Goal of the exercise
Across all the records, filter for lines with the word "Chat" and copy them.

(Dataset entries Opens)

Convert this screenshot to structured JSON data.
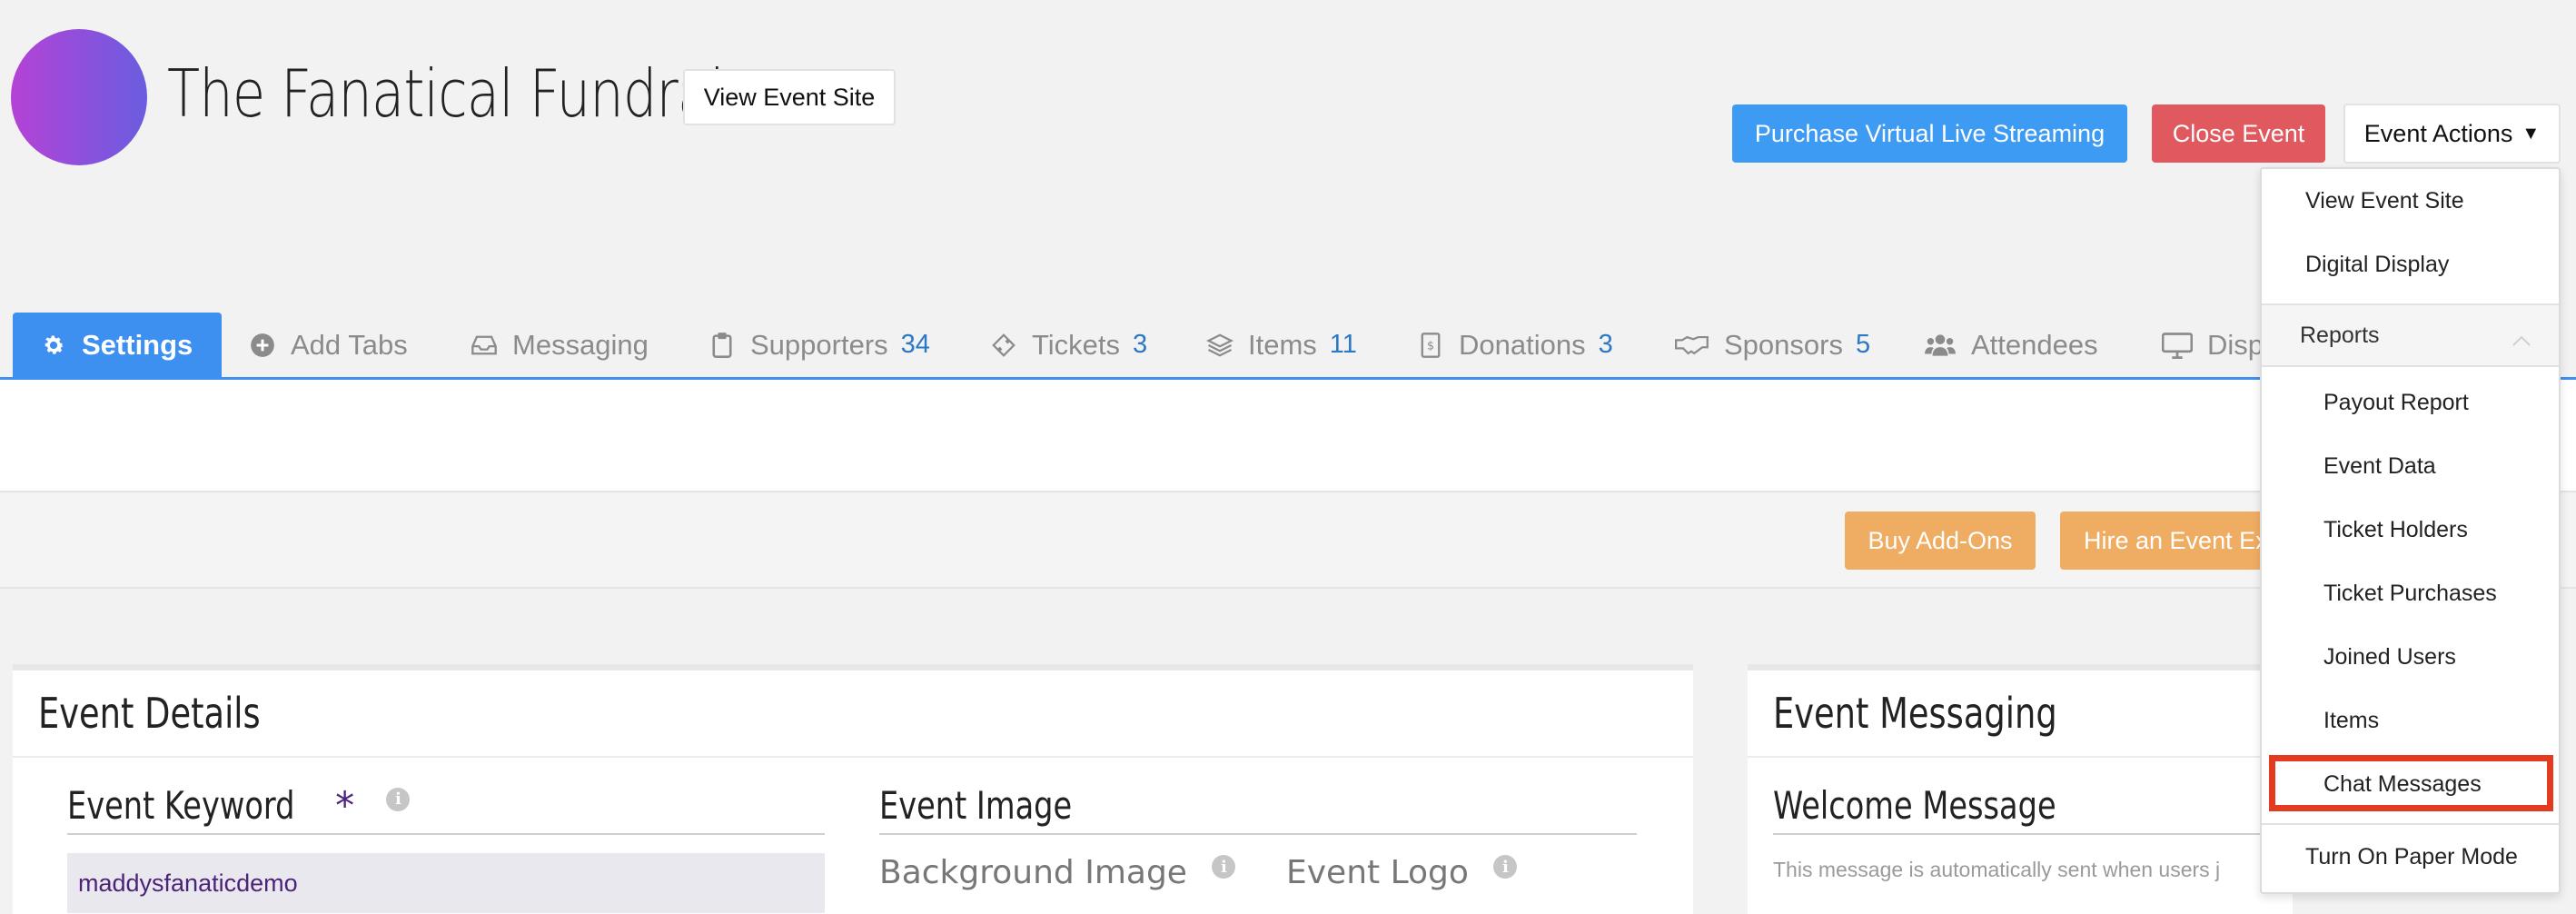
{
  "header": {
    "title": "The Fanatical Fundraiser",
    "view_event_site": "View Event Site",
    "purchase_streaming": "Purchase Virtual Live Streaming",
    "close_event": "Close Event",
    "event_actions": "Event Actions"
  },
  "tabs": [
    {
      "label": "Settings",
      "count": "",
      "icon": "gear-icon",
      "active": true
    },
    {
      "label": "Add Tabs",
      "count": "",
      "icon": "plus-circle-icon"
    },
    {
      "label": "Messaging",
      "count": "",
      "icon": "inbox-icon"
    },
    {
      "label": "Supporters",
      "count": "34",
      "icon": "clipboard-icon"
    },
    {
      "label": "Tickets",
      "count": "3",
      "icon": "ticket-icon"
    },
    {
      "label": "Items",
      "count": "11",
      "icon": "layers-icon"
    },
    {
      "label": "Donations",
      "count": "3",
      "icon": "donation-icon"
    },
    {
      "label": "Sponsors",
      "count": "5",
      "icon": "handshake-icon"
    },
    {
      "label": "Attendees",
      "count": "",
      "icon": "users-icon"
    },
    {
      "label": "Displ",
      "count": "",
      "icon": "monitor-icon"
    }
  ],
  "toolbar": {
    "buy_addons": "Buy Add-Ons",
    "hire_expert": "Hire an Event Ex"
  },
  "event_details": {
    "heading": "Event Details",
    "keyword_label": "Event Keyword",
    "required_mark": "*",
    "keyword_value": "maddysfanaticdemo",
    "image_heading": "Event Image",
    "background_image": "Background Image",
    "event_logo": "Event Logo"
  },
  "event_messaging": {
    "heading": "Event Messaging",
    "welcome_heading": "Welcome Message",
    "helper": "This message is automatically sent when users j"
  },
  "dropdown": {
    "items_top": [
      "View Event Site",
      "Digital Display"
    ],
    "group_label": "Reports",
    "reports": [
      "Payout Report",
      "Event Data",
      "Ticket Holders",
      "Ticket Purchases",
      "Joined Users",
      "Items",
      "Chat Messages"
    ],
    "bottom_item": "Turn On Paper Mode",
    "highlighted": "Chat Messages"
  },
  "colors": {
    "primary_blue": "#3d8ff0",
    "close_red": "#e0595f",
    "addon_orange": "#efad63",
    "highlight_red": "#e23b20"
  }
}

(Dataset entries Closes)

Solution
      "Chat Messages"
    "highlighted": "Chat Messages"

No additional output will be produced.